Yarn: Rose Lane Farm DK Rambouillet (for information on yarn and availability, you can email firstname.lastname@example.org)
Needles: US size 6
Modifcations: Added ~1.5 inches to body length; picked up two extra stitches on sleeves.
Project Duration: Knit between Sept 4, 2016-Jan 6, 2017, with several long pauses.
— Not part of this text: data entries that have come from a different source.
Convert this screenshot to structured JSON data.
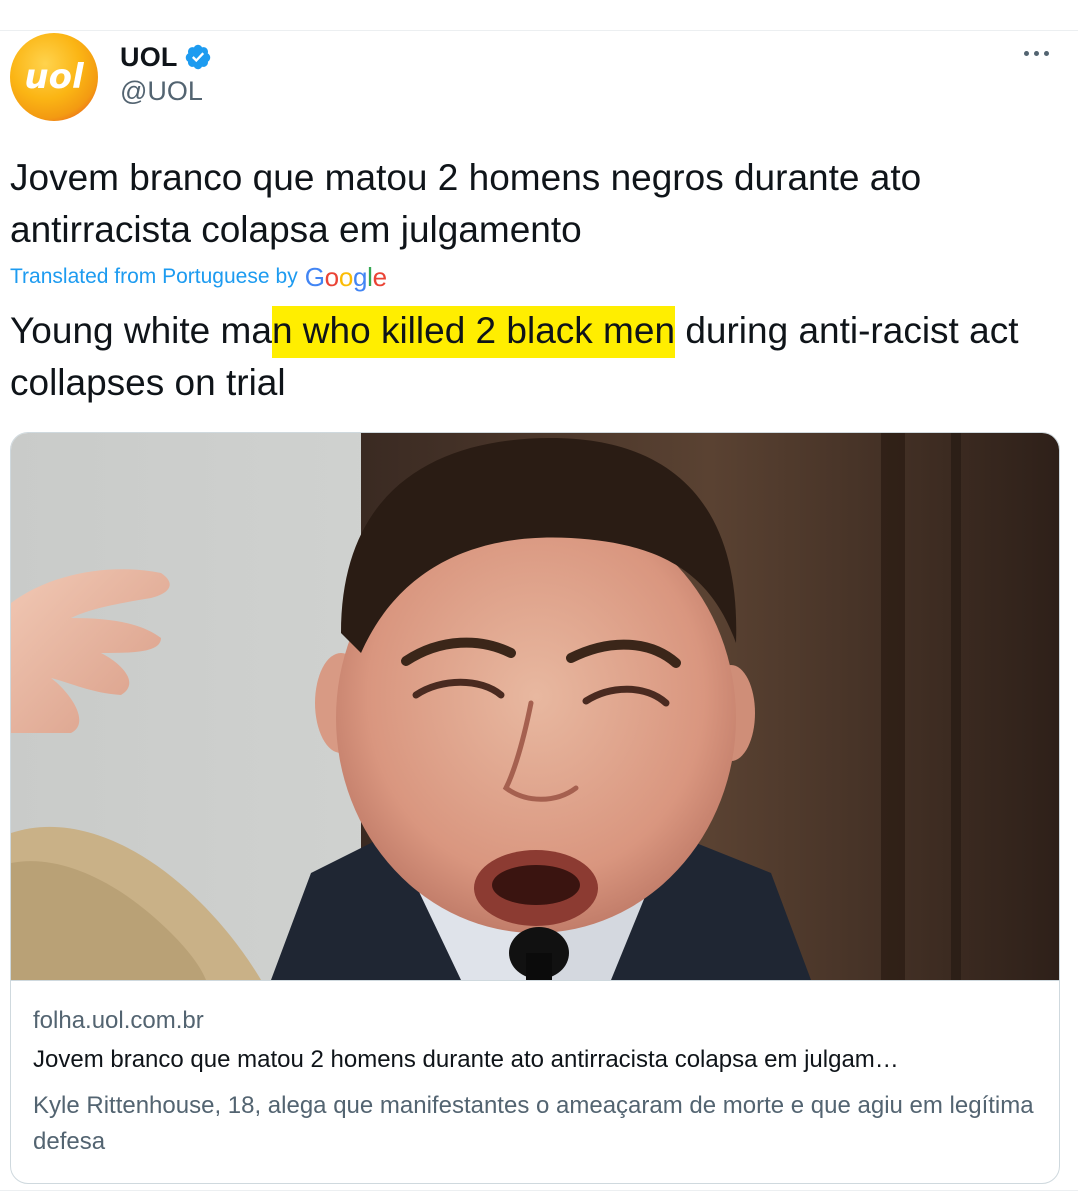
{
  "account": {
    "display_name": "UOL",
    "handle": "@UOL",
    "verified": true,
    "avatar_logo_text": "uol"
  },
  "tweet": {
    "original_text": "Jovem branco que matou 2 homens negros durante ato antirracista colapsa em julgamento",
    "translation_label": "Translated from Portuguese",
    "translation_by": "by",
    "translation_provider": "Google",
    "translated_text_before": "Young white ma",
    "translated_text_highlight": "n who killed 2 black men",
    "translated_text_after": " during anti-racist act collapses on trial",
    "highlight_color": "#ffee00"
  },
  "card": {
    "image_icon": "news-photo-crying-young-man",
    "domain": "folha.uol.com.br",
    "title": "Jovem branco que matou 2 homens durante ato antirracista colapsa em julgam…",
    "description": "Kyle Rittenhouse, 18, alega que manifestantes o ameaçaram de morte e que agiu em legítima defesa"
  },
  "colors": {
    "text": "#0f1419",
    "secondary": "#536471",
    "link": "#1d9bf0",
    "border": "#cfd9de",
    "verified": "#1d9bf0"
  }
}
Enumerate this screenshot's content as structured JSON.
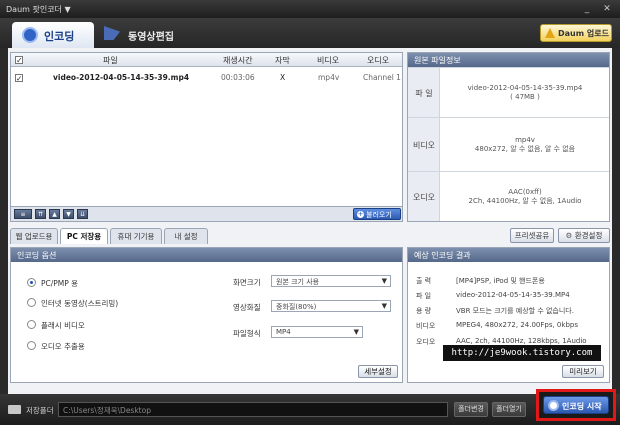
{
  "window": {
    "title": "Daum 팟인코더 ▼",
    "minimize": "_",
    "close": "✕"
  },
  "tabs": {
    "encoding": "인코딩",
    "video_edit": "동영상편집"
  },
  "header_button": "Daum 업로드",
  "file_list": {
    "columns": [
      "파일",
      "재생시간",
      "자막",
      "비디오",
      "오디오"
    ],
    "rows": [
      {
        "checked": true,
        "file": "video-2012-04-05-14-35-39.mp4",
        "duration": "00:03:06",
        "subtitle": "X",
        "video": "mp4v",
        "audio": "Channel 1"
      }
    ],
    "add_button": "불러오기"
  },
  "source_info": {
    "title": "원본 파일정보",
    "rows": [
      {
        "label": "파 일",
        "value": [
          "video-2012-04-05-14-35-39.mp4",
          "( 47MB )"
        ]
      },
      {
        "label": "비디오",
        "value": [
          "mp4v",
          "480x272, 알 수 없음, 알 수 없음"
        ]
      },
      {
        "label": "오디오",
        "value": [
          "AAC(0xff)",
          "2Ch, 44100Hz, 알 수 없음, 1Audio"
        ]
      }
    ]
  },
  "option_tabs": [
    "웹 업로드용",
    "PC 저장용",
    "휴대 기기용",
    "내 설정"
  ],
  "option_tabs_active": 1,
  "right_buttons": {
    "preset_share": "프리셋공유",
    "settings": "환경설정"
  },
  "encoding_options": {
    "title": "인코딩 옵션",
    "radios": [
      {
        "label": "PC/PMP 용",
        "selected": true
      },
      {
        "label": "인터넷 동영상(스트리밍)",
        "selected": false
      },
      {
        "label": "플래시 비디오",
        "selected": false
      },
      {
        "label": "오디오 추출용",
        "selected": false
      }
    ],
    "fields": [
      {
        "label": "화면크기",
        "value": "원본 크기 사용"
      },
      {
        "label": "영상화질",
        "value": "중화질(80%)"
      },
      {
        "label": "파일형식",
        "value": "MP4"
      }
    ],
    "detail_button": "세부설정"
  },
  "expected_result": {
    "title": "예상 인코딩 결과",
    "rows": [
      {
        "label": "출 력",
        "value": "[MP4]PSP, iPod 및 핸드폰용"
      },
      {
        "label": "파 일",
        "value": "video-2012-04-05-14-35-39.MP4"
      },
      {
        "label": "용 량",
        "value": "VBR 모드는 크기를 예상할 수 없습니다."
      },
      {
        "label": "비디오",
        "value": "MPEG4, 480x272, 24.00Fps, 0kbps"
      },
      {
        "label": "오디오",
        "value": "AAC, 2ch, 44100Hz, 128kbps, 1Audio"
      }
    ],
    "preview_button": "미리보기"
  },
  "watermark": "http://je9wook.tistory.com",
  "bottom": {
    "save_folder_label": "저장폴더",
    "path": "C:\\Users\\정재욱\\Desktop",
    "change_folder": "폴더변경",
    "open_folder": "폴더열기",
    "start_button": "인코딩 시작"
  }
}
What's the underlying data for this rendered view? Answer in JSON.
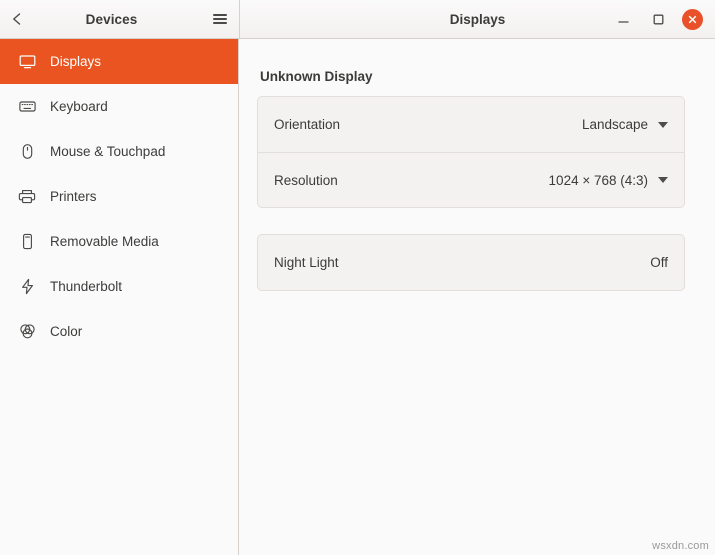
{
  "window": {
    "left_title": "Devices",
    "right_title": "Displays",
    "back_icon": "back-chevron-icon",
    "menu_icon": "hamburger-menu-icon",
    "minimize_icon": "minimize-icon",
    "maximize_icon": "maximize-icon",
    "close_icon": "close-icon",
    "close_color": "#e9512b"
  },
  "sidebar": {
    "accent_color": "#e95420",
    "items": [
      {
        "label": "Displays",
        "icon": "display-icon",
        "active": true
      },
      {
        "label": "Keyboard",
        "icon": "keyboard-icon",
        "active": false
      },
      {
        "label": "Mouse & Touchpad",
        "icon": "mouse-icon",
        "active": false
      },
      {
        "label": "Printers",
        "icon": "printer-icon",
        "active": false
      },
      {
        "label": "Removable Media",
        "icon": "removable-media-icon",
        "active": false
      },
      {
        "label": "Thunderbolt",
        "icon": "thunderbolt-icon",
        "active": false
      },
      {
        "label": "Color",
        "icon": "color-icon",
        "active": false
      }
    ]
  },
  "main": {
    "section_title": "Unknown Display",
    "display_rows": [
      {
        "label": "Orientation",
        "value": "Landscape",
        "has_caret": true
      },
      {
        "label": "Resolution",
        "value": "1024 × 768 (4:3)",
        "has_caret": true
      }
    ],
    "night_light": {
      "label": "Night Light",
      "value": "Off",
      "has_caret": false
    }
  },
  "watermark": "wsxdn.com"
}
With Mr. N back in California, taking pictures of this sweater was a bit of a challenge. After coming up with a makeshift tripod (bar stool with my blocking tub turned upside down – high tech!), I did some experimenting with the remote shutter app that I have for my camera on my iPhone. And guys, I found out that you can do remote shutter on a timer (meaning I don’t have to awkwardly hold my phone in my hands to take pictures!) and that it can take multiple shots at a time (duh, say all you readers that are more camera savvy than me!) But I was really having a hard time getting some pictures that didn’t look horribly awkward — even with no one around, I always feel weirdly self conscious trying to get knit pics. So I tried something new: I set the timer on my shutter and set it to take multiple shots and tried to loosen up and dance around — which really helped! Most of those pictures ended up blurry (although you can spot a few above!) but I thought I’d share a few of the “outtakes” — it was a great way to get out of the hyper critical mode that the double whammy of 1) having photos taken of yourself and 2) photographing something you made can bring out! I highly recommend it!
And on that note, I think it’s time for me to step away from the computer and get back to knitting! Have a lovely rest of the weekend!